A discussion on how COVID-19 has changed the role of cardiologists and the use of telehealth in clinical practice.
Despite being weeks from peaking in certain areas in the US, the ongoing coronavirus disease 2019 (COVID-19) outbreak has already plateaued in some parts of the world.
With the worst parts of the outbreak presumably behind them, clinicians in some of these areas can begin to step back and see what positive lessons can be taken from the pandemic.
During the outbreak, the role of many cardiologists has undergone changes they never could have expected to endure during their careers. New duties included immediately diverting research and spending extensive time in intensive care as well as aggregating and disseminating at a rate that had never been seen before.
Additionally, the onset of telehealth into cardiology that had once been slow and methodical has, for a period, become part of the norm.
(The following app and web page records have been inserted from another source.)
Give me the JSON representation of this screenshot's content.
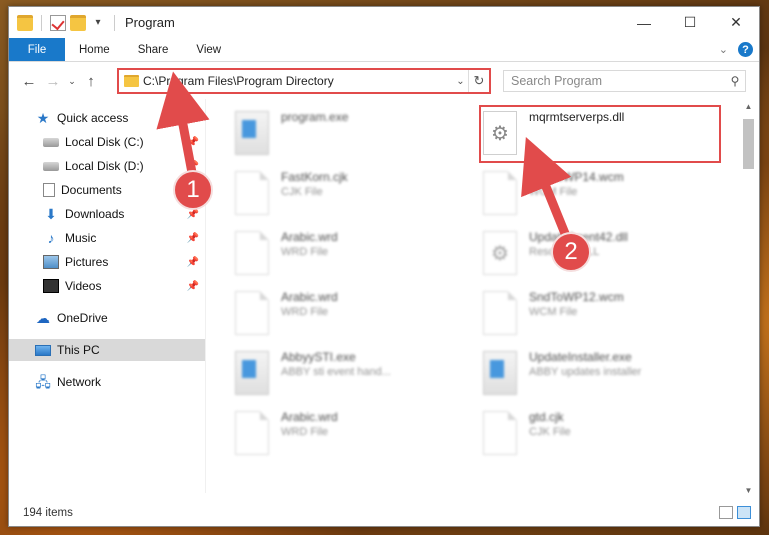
{
  "titlebar": {
    "title": "Program",
    "controls": {
      "minimize": "—",
      "maximize": "☐",
      "close": "✕"
    }
  },
  "ribbon": {
    "tabs": [
      "File",
      "Home",
      "Share",
      "View"
    ],
    "help": "?"
  },
  "address": {
    "path": "C:\\Program Files\\Program Directory",
    "search_placeholder": "Search Program"
  },
  "sidebar": {
    "items": [
      {
        "label": "Quick access",
        "icon": "star-icon",
        "pinned": false
      },
      {
        "label": "Local Disk (C:)",
        "icon": "disk-icon",
        "pinned": true
      },
      {
        "label": "Local Disk (D:)",
        "icon": "disk-icon",
        "pinned": true
      },
      {
        "label": "Documents",
        "icon": "documents-icon",
        "pinned": true
      },
      {
        "label": "Downloads",
        "icon": "downloads-icon",
        "pinned": true
      },
      {
        "label": "Music",
        "icon": "music-icon",
        "pinned": true
      },
      {
        "label": "Pictures",
        "icon": "pictures-icon",
        "pinned": true
      },
      {
        "label": "Videos",
        "icon": "videos-icon",
        "pinned": true
      },
      {
        "label": "OneDrive",
        "icon": "onedrive-icon",
        "pinned": false
      },
      {
        "label": "This PC",
        "icon": "pc-icon",
        "pinned": false,
        "selected": true
      },
      {
        "label": "Network",
        "icon": "network-icon",
        "pinned": false
      }
    ]
  },
  "files": [
    {
      "name": "program.exe",
      "type": "",
      "icon": "exe-icon"
    },
    {
      "name": "mqrmtserverps.dll",
      "type": "",
      "icon": "dll-gear-icon"
    },
    {
      "name": "FastKorn.cjk",
      "type": "CJK File",
      "icon": "document-icon"
    },
    {
      "name": "SndToWP14.wcm",
      "type": "WCM File",
      "icon": "document-icon"
    },
    {
      "name": "Arabic.wrd",
      "type": "WRD File",
      "icon": "document-icon"
    },
    {
      "name": "UpdateAgent42.dll",
      "type": "Resource DLL",
      "icon": "dll-gear-icon"
    },
    {
      "name": "Arabic.wrd",
      "type": "WRD File",
      "icon": "document-icon"
    },
    {
      "name": "SndToWP12.wcm",
      "type": "WCM File",
      "icon": "document-icon"
    },
    {
      "name": "AbbyySTI.exe",
      "type": "ABBY sti event hand...",
      "icon": "exe-icon"
    },
    {
      "name": "UpdateInstaller.exe",
      "type": "ABBY updates installer",
      "icon": "exe-icon"
    },
    {
      "name": "Arabic.wrd",
      "type": "WRD File",
      "icon": "document-icon"
    },
    {
      "name": "gtd.cjk",
      "type": "CJK File",
      "icon": "document-icon"
    }
  ],
  "status": {
    "item_count": "194 items"
  },
  "annotations": {
    "badge1": "1",
    "badge2": "2"
  },
  "colors": {
    "accent": "#1979ca",
    "highlight": "#e14b4b"
  }
}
With lockdowns and stay-at-home orders causing the shutdown of many outpatient facilities, clinicians in all fields had to adapt and find ways to communicate with patients—setting the stage for telehealth to tout its true abilities.
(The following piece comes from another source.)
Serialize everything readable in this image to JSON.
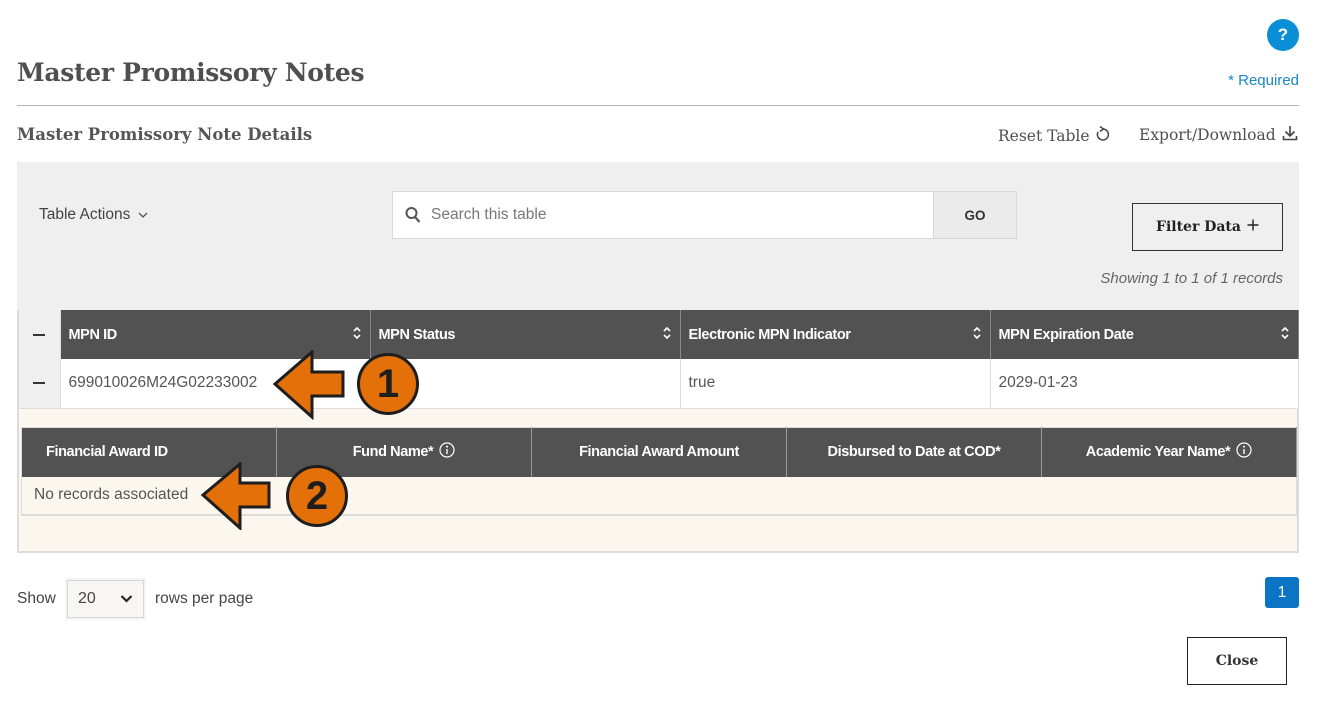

From all of these necessary changes has come the realization of what is possible in cardiology, from the rapid formation of guidelines to providing optimal care through telehealth measures.
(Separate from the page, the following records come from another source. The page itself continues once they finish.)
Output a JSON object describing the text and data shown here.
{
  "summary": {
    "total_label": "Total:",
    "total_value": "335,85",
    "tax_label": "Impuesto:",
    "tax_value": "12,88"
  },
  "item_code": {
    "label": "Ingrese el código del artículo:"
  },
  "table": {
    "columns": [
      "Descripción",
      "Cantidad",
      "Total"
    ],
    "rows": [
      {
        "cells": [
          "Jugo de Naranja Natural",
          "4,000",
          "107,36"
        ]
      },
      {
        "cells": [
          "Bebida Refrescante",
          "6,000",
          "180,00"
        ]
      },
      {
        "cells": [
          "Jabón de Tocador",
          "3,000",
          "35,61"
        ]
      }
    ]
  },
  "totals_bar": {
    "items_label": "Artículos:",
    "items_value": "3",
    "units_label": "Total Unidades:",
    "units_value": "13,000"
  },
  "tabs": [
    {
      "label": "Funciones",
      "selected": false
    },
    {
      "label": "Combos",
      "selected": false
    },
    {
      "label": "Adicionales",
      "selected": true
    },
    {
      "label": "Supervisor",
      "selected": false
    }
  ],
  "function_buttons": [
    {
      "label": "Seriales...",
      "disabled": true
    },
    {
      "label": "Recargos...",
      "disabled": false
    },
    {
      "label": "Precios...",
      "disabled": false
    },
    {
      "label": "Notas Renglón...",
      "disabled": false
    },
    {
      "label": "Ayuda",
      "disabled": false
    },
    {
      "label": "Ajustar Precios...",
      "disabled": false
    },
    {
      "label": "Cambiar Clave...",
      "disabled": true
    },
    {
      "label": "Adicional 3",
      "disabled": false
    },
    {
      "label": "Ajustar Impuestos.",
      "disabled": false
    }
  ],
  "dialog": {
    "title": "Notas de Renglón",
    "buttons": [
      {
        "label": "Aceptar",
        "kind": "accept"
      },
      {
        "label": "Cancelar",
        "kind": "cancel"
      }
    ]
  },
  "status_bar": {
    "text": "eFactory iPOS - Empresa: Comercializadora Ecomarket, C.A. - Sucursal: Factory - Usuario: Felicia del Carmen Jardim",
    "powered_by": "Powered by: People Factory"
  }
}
For more insight into how the role of cardiologists has changed and what lessons learned during the outbreak can be applied to future clinical practice, HCPLive® caught up with Professor Barbara Casadei, MD, President of the European Society of Cardiology and British Heart Foundation Associate professor of Cardiovascular Medicine at the University of Oxford.